Records drawn from a dataset:
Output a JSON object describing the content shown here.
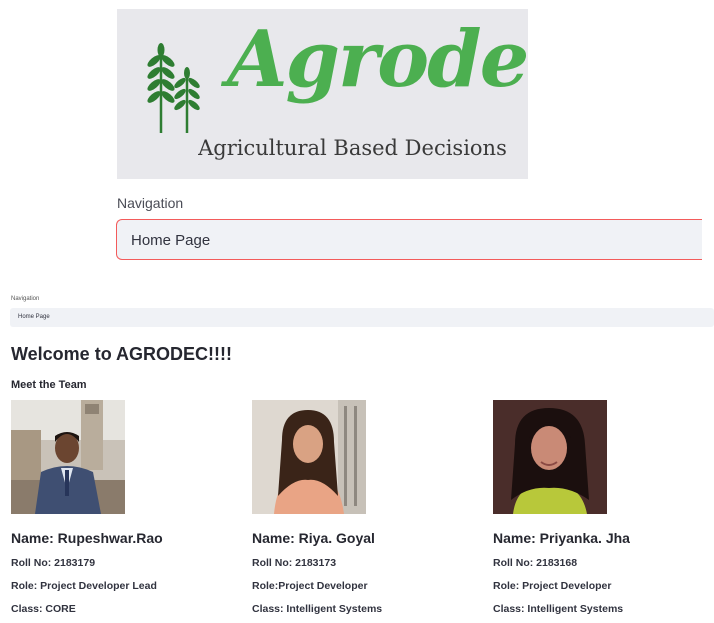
{
  "logo": {
    "wordmark": "Agrodec",
    "tagline": "Agricultural Based Decisions",
    "brand_color": "#4caf50"
  },
  "navigation_large": {
    "label": "Navigation",
    "selected": "Home Page",
    "border_color": "#f35b5b"
  },
  "navigation_small": {
    "label": "Navigation",
    "selected": "Home Page"
  },
  "welcome_title": "Welcome to AGRODEC!!!!",
  "team_heading": "Meet the Team",
  "team": [
    {
      "name": "Name: Rupeshwar.Rao",
      "roll": "Roll No: 2183179",
      "role": "Role: Project Developer Lead",
      "class": "Class: CORE"
    },
    {
      "name": "Name: Riya. Goyal",
      "roll": "Roll No: 2183173",
      "role": "Role:Project Developer",
      "class": "Class: Intelligent Systems"
    },
    {
      "name": "Name: Priyanka. Jha",
      "roll": "Roll No: 2183168",
      "role": "Role: Project Developer",
      "class": "Class: Intelligent Systems"
    }
  ]
}
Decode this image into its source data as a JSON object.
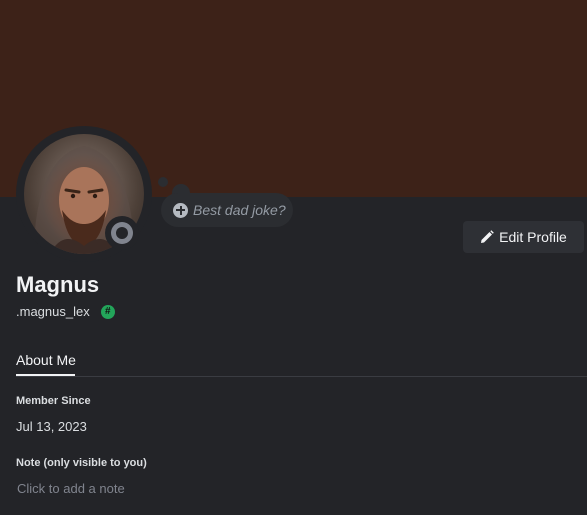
{
  "profile": {
    "display_name": "Magnus",
    "username": ".magnus_lex",
    "badge_icon": "hash-badge-icon",
    "badge_color": "#23a55a",
    "status_level": "offline"
  },
  "status_bubble": {
    "placeholder": "Best dad joke?",
    "icon": "plus-circle-icon"
  },
  "actions": {
    "edit_profile_label": "Edit Profile",
    "edit_icon": "pencil-icon"
  },
  "tabs": [
    {
      "label": "About Me",
      "active": true
    }
  ],
  "about": {
    "member_since_label": "Member Since",
    "member_since_value": "Jul 13, 2023",
    "note_label": "Note (only visible to you)",
    "note_placeholder": "Click to add a note"
  },
  "colors": {
    "banner": "#3d2218",
    "background": "#232428",
    "button": "#2e3035",
    "status_offline": "#80848e"
  }
}
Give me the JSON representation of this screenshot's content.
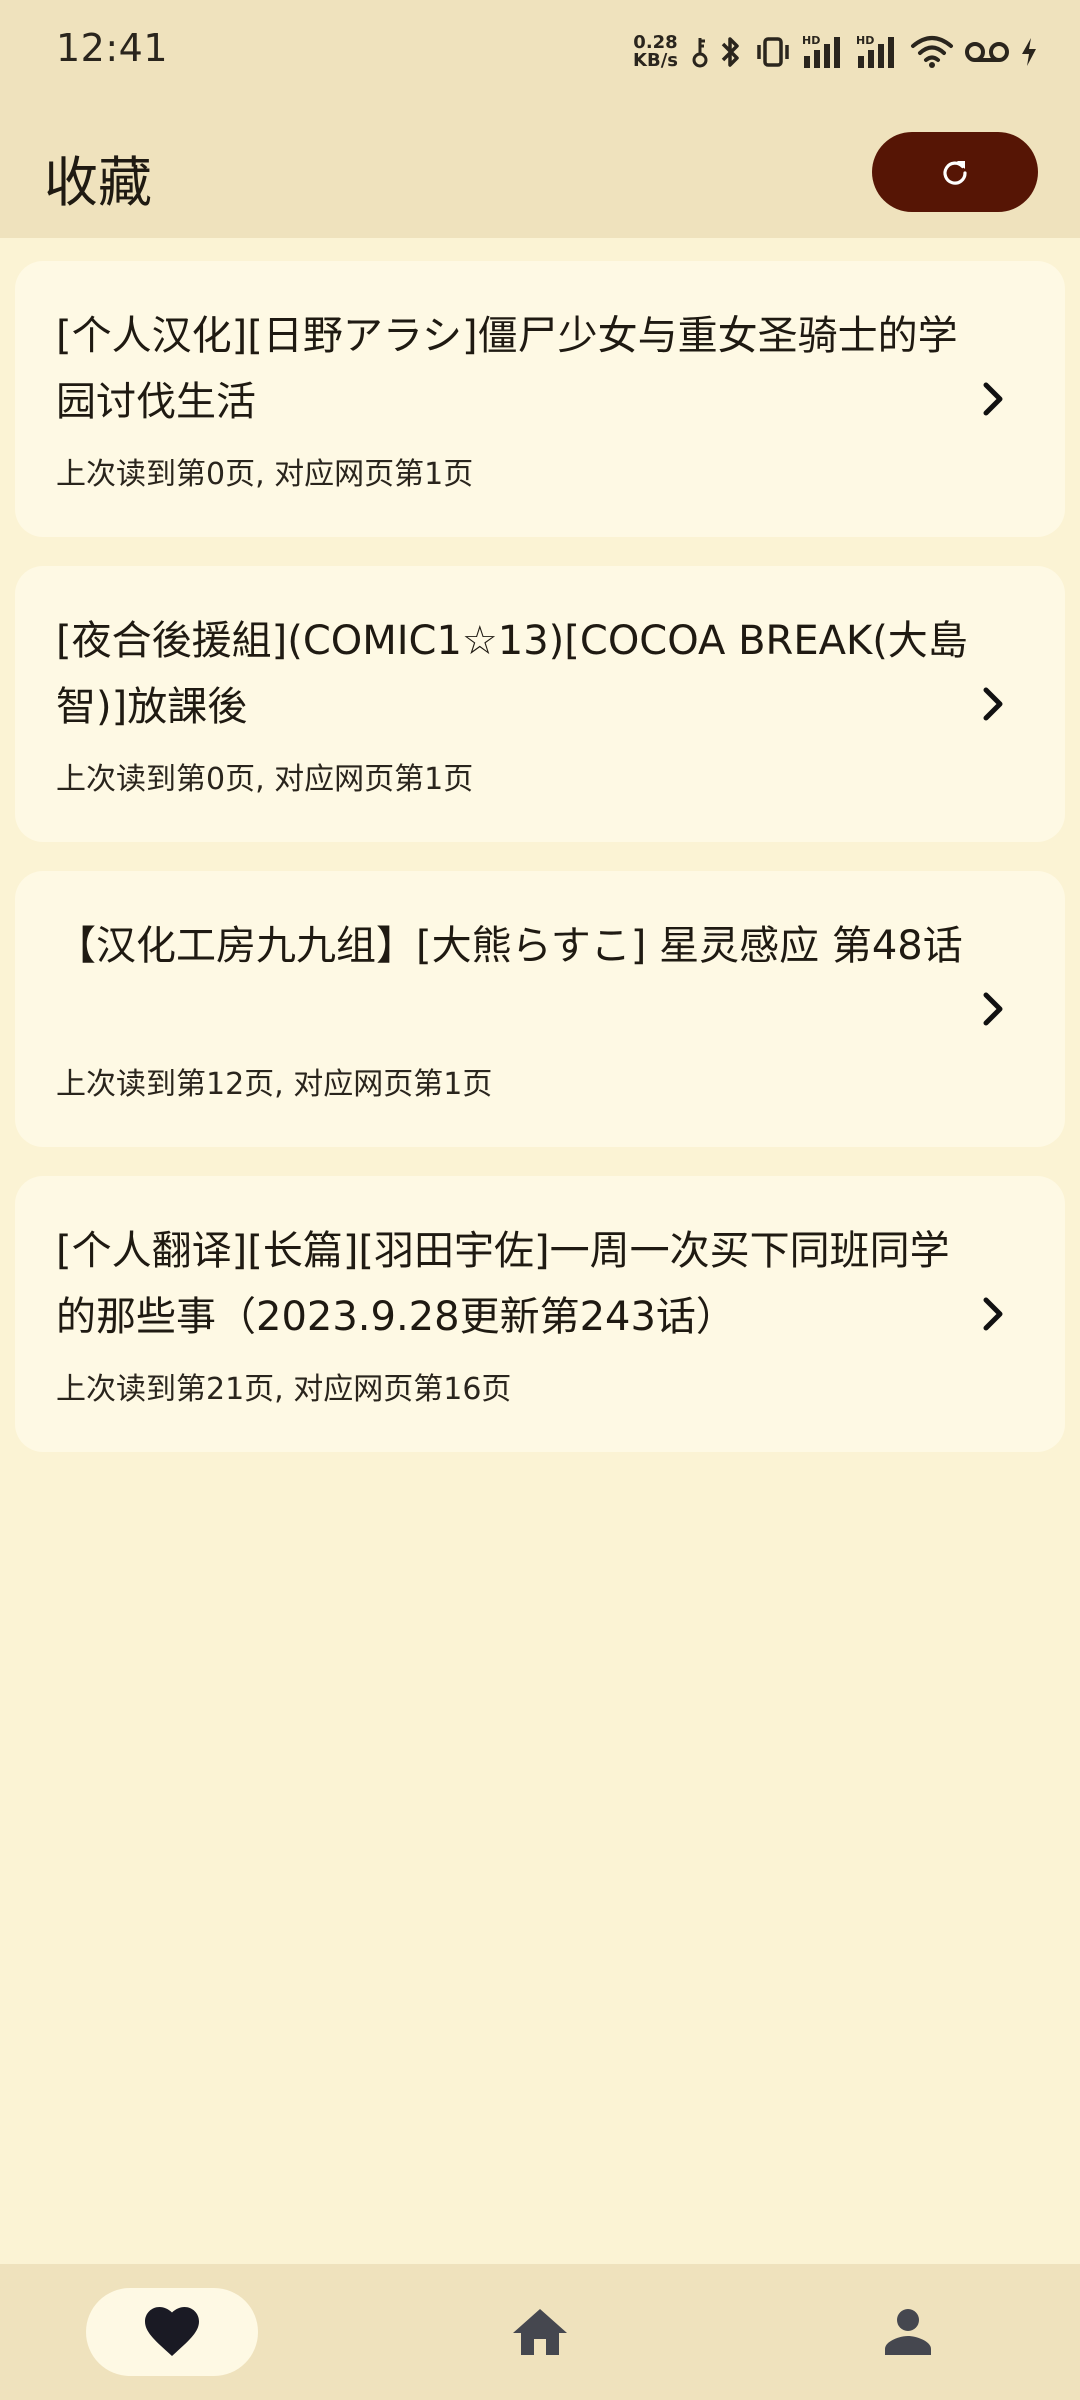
{
  "status_bar": {
    "time": "12:41",
    "net_speed_value": "0.28",
    "net_speed_unit": "KB/s",
    "icons": [
      "key-icon",
      "bluetooth-icon",
      "vibrate-icon",
      "signal-hd-icon",
      "signal-hd-icon",
      "wifi-icon",
      "voicemail-icon",
      "charging-icon"
    ]
  },
  "header": {
    "title": "收藏",
    "refresh_icon": "refresh-icon"
  },
  "favorites": [
    {
      "title": "[个人汉化][日野アラシ]僵尸少女与重女圣骑士的学园讨伐生活",
      "progress": "上次读到第0页, 对应网页第1页"
    },
    {
      "title": "[夜合後援組](COMIC1☆13)[COCOA BREAK(大島智)]放課後",
      "progress": "上次读到第0页, 对应网页第1页"
    },
    {
      "title": "【汉化工房九九组】[大熊らすこ] 星灵感应 第48话",
      "progress": "上次读到第12页, 对应网页第1页"
    },
    {
      "title": "[个人翻译][长篇][羽田宇佐]一周一次买下同班同学的那些事（2023.9.28更新第243话）",
      "progress": "上次读到第21页, 对应网页第16页"
    }
  ],
  "bottom_nav": {
    "items": [
      {
        "icon": "heart-icon",
        "active": true
      },
      {
        "icon": "home-icon",
        "active": false
      },
      {
        "icon": "person-icon",
        "active": false
      }
    ]
  },
  "colors": {
    "background": "#fbf3d4",
    "bar": "#efe2bd",
    "card": "#fef9e4",
    "accent": "#561505"
  }
}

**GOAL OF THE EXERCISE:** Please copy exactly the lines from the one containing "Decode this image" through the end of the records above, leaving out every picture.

**ANSWER TO THIS PROBLEM:**
Decode this image into its source data as a JSON object.
{
  "profile": {
    "display_name": "Magnus",
    "username": ".magnus_lex",
    "badge_icon": "hash-badge-icon",
    "badge_color": "#23a55a",
    "status_level": "offline"
  },
  "status_bubble": {
    "placeholder": "Best dad joke?",
    "icon": "plus-circle-icon"
  },
  "actions": {
    "edit_profile_label": "Edit Profile",
    "edit_icon": "pencil-icon"
  },
  "tabs": [
    {
      "label": "About Me",
      "active": true
    }
  ],
  "about": {
    "member_since_label": "Member Since",
    "member_since_value": "Jul 13, 2023",
    "note_label": "Note (only visible to you)",
    "note_placeholder": "Click to add a note"
  },
  "colors": {
    "banner": "#3d2218",
    "background": "#232428",
    "button": "#2e3035",
    "status_offline": "#80848e"
  }
}
Give me the JSON representation of this screenshot's content.
{
  "status_bar": {
    "time": "12:41",
    "net_speed_value": "0.28",
    "net_speed_unit": "KB/s",
    "icons": [
      "key-icon",
      "bluetooth-icon",
      "vibrate-icon",
      "signal-hd-icon",
      "signal-hd-icon",
      "wifi-icon",
      "voicemail-icon",
      "charging-icon"
    ]
  },
  "header": {
    "title": "收藏",
    "refresh_icon": "refresh-icon"
  },
  "favorites": [
    {
      "title": "[个人汉化][日野アラシ]僵尸少女与重女圣骑士的学园讨伐生活",
      "progress": "上次读到第0页, 对应网页第1页"
    },
    {
      "title": "[夜合後援組](COMIC1☆13)[COCOA BREAK(大島智)]放課後",
      "progress": "上次读到第0页, 对应网页第1页"
    },
    {
      "title": "【汉化工房九九组】[大熊らすこ] 星灵感应 第48话",
      "progress": "上次读到第12页, 对应网页第1页"
    },
    {
      "title": "[个人翻译][长篇][羽田宇佐]一周一次买下同班同学的那些事（2023.9.28更新第243话）",
      "progress": "上次读到第21页, 对应网页第16页"
    }
  ],
  "bottom_nav": {
    "items": [
      {
        "icon": "heart-icon",
        "active": true
      },
      {
        "icon": "home-icon",
        "active": false
      },
      {
        "icon": "person-icon",
        "active": false
      }
    ]
  },
  "colors": {
    "background": "#fbf3d4",
    "bar": "#efe2bd",
    "card": "#fef9e4",
    "accent": "#561505"
  }
}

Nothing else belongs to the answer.